In Norfolk, true cottages might be reasonably furnished, at least by the standards of the poor of the time. Some inventories remain, showing tables, chairs, cupboards, beds with blankets and curtains, proper sheets and tableware, as well as the tools necessary to the owner’s trade. These goods might be basic and of low quality, but they did provide some basis for a sensible form of living. For example, by the middle of the century most cottagers in Norfolk could afford to drink tea – even if they had to get it from the smugglers! Paupers had nothing.
The Decline of Rural Employment
It seems clear that the quality of dwellings for the poor was closely linked to local employment patterns. Landless casual labourers were the most likely to be true paupers, living like squatters wherever space might be found free from interference. Those with greater skills — and probably a greater ability to do something to maintain the fabric of their cottages on their own — would live in better homes and possess more household goods. The principal key was regular employment. The so-called agricultural revolution of the latter part of the eighteenth century and the early nineteenth increased the productivity of the land, but at the cost of providing less chance of regular employment to unskilled labourers.

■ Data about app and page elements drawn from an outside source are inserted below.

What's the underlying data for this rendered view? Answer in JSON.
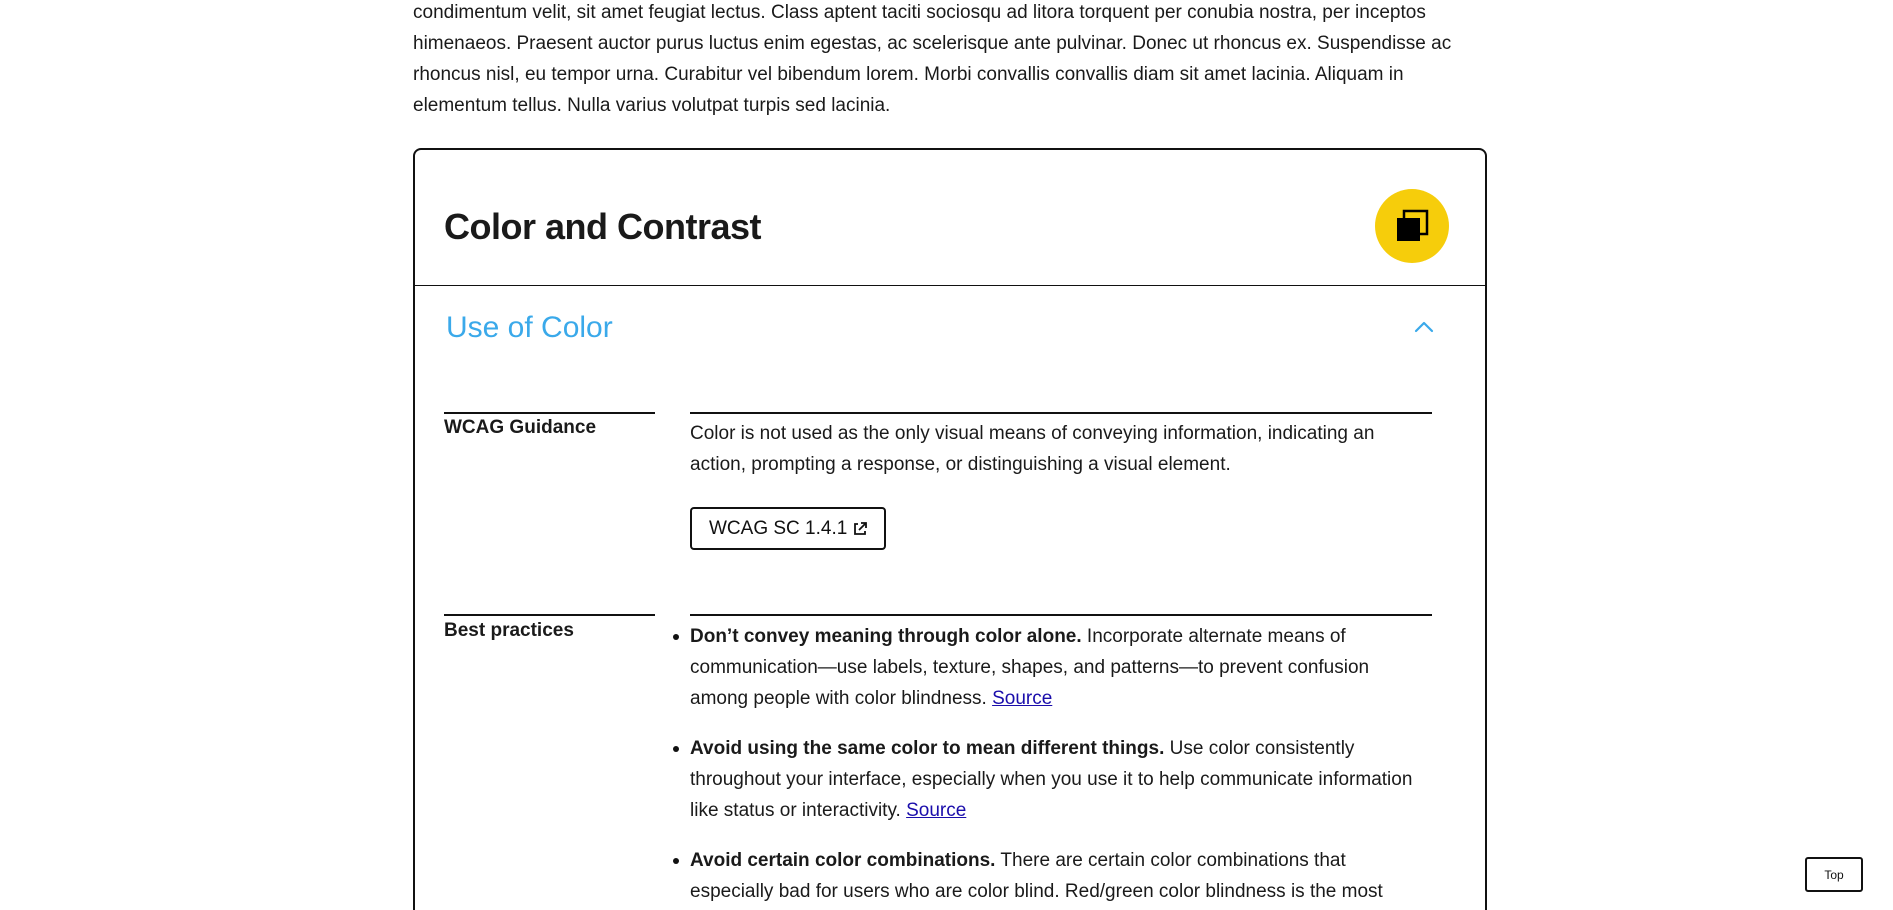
{
  "intro": {
    "text": "condimentum velit, sit amet feugiat lectus. Class aptent taciti sociosqu ad litora torquent per conubia nostra, per inceptos himenaeos. Praesent auctor purus luctus enim egestas, ac scelerisque ante pulvinar. Donec ut rhoncus ex. Suspendisse ac rhoncus nisl, eu tempor urna. Curabitur vel bibendum lorem. Morbi convallis convallis diam sit amet lacinia. Aliquam in elementum tellus. Nulla varius volutpat turpis sed lacinia."
  },
  "card": {
    "title": "Color and Contrast",
    "badge_icon": "overlapping-squares-icon",
    "badge_color": "#f6cd0b",
    "section": {
      "title": "Use of Color",
      "title_color": "#3aa9ea",
      "toggle_icon": "chevron-up-icon",
      "expanded": true
    },
    "wcag": {
      "label": "WCAG Guidance",
      "text": "Color is not used as the only visual means of conveying information, indicating an action, prompting a response, or distinguishing a visual element.",
      "button_label": "WCAG SC 1.4.1",
      "button_icon": "external-link-icon"
    },
    "best_practices": {
      "label": "Best practices",
      "items": [
        {
          "bold": "Don’t convey meaning through color alone.",
          "text": " Incorporate alternate means of communication—use labels, texture, shapes, and patterns—to prevent confusion among people with color blindness. ",
          "link": "Source"
        },
        {
          "bold": "Avoid using the same color to mean different things.",
          "text": " Use color consistently throughout your interface, especially when you use it to help communicate information like status or interactivity. ",
          "link": "Source"
        },
        {
          "bold": "Avoid certain color combinations.",
          "text": " There are certain color combinations that especially bad for users who are color blind. Red/green color blindness is the most",
          "link": ""
        }
      ]
    }
  },
  "top_button": {
    "label": "Top"
  }
}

It’s not surprising that many of these rural paupers made their way into the new industrial towns seeking work in the factories. The dreadful industrial slums in which they were forced to live were probably no worse — though certainly no better – than the hovels in the rural areas they had come from. Meanwhile, skilled farmworkers, especially those living and working on grand estates in Norfolk, gradually experienced an improvement in their living conditions, stemming in part from a paternalistic concern amongst great landowners to be seen as good landlords. However, it generally took some shortage of local skilled labour to provoke these landowners into displaying their concern.